# Available records
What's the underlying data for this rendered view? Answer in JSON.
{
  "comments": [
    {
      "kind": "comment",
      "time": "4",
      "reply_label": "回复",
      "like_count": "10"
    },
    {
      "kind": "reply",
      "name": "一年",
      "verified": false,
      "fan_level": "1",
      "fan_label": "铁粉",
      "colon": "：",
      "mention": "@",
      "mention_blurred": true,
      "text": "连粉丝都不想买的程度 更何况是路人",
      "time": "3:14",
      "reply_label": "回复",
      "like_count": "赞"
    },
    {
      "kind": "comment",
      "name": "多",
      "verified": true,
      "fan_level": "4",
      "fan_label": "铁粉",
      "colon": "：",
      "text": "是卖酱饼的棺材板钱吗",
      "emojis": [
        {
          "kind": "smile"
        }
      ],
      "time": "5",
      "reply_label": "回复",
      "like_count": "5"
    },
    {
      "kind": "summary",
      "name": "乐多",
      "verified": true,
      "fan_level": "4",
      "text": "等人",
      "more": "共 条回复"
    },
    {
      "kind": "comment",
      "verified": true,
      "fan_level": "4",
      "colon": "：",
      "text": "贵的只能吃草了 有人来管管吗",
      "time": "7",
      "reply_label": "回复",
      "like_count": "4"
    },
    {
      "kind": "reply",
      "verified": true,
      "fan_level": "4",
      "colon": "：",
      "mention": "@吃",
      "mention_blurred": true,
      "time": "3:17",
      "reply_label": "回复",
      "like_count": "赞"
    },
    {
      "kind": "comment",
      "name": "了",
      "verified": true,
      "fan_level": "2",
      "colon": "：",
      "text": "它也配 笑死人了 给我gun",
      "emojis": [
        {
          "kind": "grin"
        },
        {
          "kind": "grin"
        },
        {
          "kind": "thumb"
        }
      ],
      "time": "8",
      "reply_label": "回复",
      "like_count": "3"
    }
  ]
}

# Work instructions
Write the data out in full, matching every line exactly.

# Answer to this exercise
What's the underlying data for this rendered view? Answer in JSON.
{
  "comments": [
    {
      "kind": "comment",
      "time": "4",
      "reply_label": "回复",
      "like_count": "10"
    },
    {
      "kind": "reply",
      "name": "一年",
      "verified": false,
      "fan_level": "1",
      "fan_label": "铁粉",
      "colon": "：",
      "mention": "@",
      "mention_blurred": true,
      "text": "连粉丝都不想买的程度 更何况是路人",
      "time": "3:14",
      "reply_label": "回复",
      "like_count": "赞"
    },
    {
      "kind": "comment",
      "name": "多",
      "verified": true,
      "fan_level": "4",
      "fan_label": "铁粉",
      "colon": "：",
      "text": "是卖酱饼的棺材板钱吗",
      "emojis": [
        {
          "kind": "smile"
        }
      ],
      "time": "5",
      "reply_label": "回复",
      "like_count": "5"
    },
    {
      "kind": "summary",
      "name": "乐多",
      "verified": true,
      "fan_level": "4",
      "text": "等人",
      "more": "共 条回复"
    },
    {
      "kind": "comment",
      "verified": true,
      "fan_level": "4",
      "colon": "：",
      "text": "贵的只能吃草了 有人来管管吗",
      "time": "7",
      "reply_label": "回复",
      "like_count": "4"
    },
    {
      "kind": "reply",
      "verified": true,
      "fan_level": "4",
      "colon": "：",
      "mention": "@吃",
      "mention_blurred": true,
      "time": "3:17",
      "reply_label": "回复",
      "like_count": "赞"
    },
    {
      "kind": "comment",
      "name": "了",
      "verified": true,
      "fan_level": "2",
      "colon": "：",
      "text": "它也配 笑死人了 给我gun",
      "emojis": [
        {
          "kind": "grin"
        },
        {
          "kind": "grin"
        },
        {
          "kind": "thumb"
        }
      ],
      "time": "8",
      "reply_label": "回复",
      "like_count": "3"
    }
  ]
}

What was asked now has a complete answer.